● WHAT NEEDS TO BE DONE: Taking the listing below line by line, tally those that contain the string "content". Give the total alone.
____
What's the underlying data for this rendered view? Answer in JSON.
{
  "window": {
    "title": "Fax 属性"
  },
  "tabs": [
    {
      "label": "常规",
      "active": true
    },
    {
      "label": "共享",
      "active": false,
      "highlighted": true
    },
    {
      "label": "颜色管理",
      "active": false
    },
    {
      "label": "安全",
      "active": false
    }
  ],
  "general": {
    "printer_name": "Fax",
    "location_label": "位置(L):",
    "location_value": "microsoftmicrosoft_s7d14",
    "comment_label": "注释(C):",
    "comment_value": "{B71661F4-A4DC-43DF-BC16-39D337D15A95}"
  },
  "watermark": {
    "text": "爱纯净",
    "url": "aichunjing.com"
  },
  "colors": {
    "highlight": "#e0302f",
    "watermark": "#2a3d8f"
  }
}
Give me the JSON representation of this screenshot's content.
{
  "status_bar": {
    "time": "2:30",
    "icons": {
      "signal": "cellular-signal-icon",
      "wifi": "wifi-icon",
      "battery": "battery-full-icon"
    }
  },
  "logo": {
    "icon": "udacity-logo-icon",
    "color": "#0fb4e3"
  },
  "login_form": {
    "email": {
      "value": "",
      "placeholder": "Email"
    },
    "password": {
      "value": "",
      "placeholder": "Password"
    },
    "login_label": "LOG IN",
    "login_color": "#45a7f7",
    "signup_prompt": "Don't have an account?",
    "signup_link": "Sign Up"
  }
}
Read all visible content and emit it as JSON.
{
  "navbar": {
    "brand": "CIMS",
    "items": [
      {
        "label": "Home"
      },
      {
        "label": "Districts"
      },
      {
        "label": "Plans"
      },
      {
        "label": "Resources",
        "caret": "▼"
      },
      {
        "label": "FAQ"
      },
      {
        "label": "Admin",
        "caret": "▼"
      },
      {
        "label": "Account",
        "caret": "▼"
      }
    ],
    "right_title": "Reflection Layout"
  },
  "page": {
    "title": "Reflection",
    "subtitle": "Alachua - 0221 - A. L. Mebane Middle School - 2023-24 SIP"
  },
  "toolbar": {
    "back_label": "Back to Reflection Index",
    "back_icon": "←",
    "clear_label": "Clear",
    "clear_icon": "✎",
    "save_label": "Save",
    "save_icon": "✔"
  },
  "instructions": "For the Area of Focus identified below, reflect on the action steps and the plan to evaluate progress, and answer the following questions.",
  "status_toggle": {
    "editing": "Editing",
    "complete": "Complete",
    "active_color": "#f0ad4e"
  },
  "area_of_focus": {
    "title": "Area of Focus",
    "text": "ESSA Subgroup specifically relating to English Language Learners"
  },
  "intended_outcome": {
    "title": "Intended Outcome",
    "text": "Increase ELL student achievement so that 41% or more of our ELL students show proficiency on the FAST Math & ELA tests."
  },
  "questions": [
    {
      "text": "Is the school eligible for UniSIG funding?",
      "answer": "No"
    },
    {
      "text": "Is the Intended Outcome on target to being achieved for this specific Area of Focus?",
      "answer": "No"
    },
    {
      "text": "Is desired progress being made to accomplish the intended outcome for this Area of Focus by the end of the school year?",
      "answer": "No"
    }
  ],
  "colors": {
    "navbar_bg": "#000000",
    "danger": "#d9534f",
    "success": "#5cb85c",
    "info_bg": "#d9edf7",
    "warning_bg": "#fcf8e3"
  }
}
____
● ANSWER BELOW: 2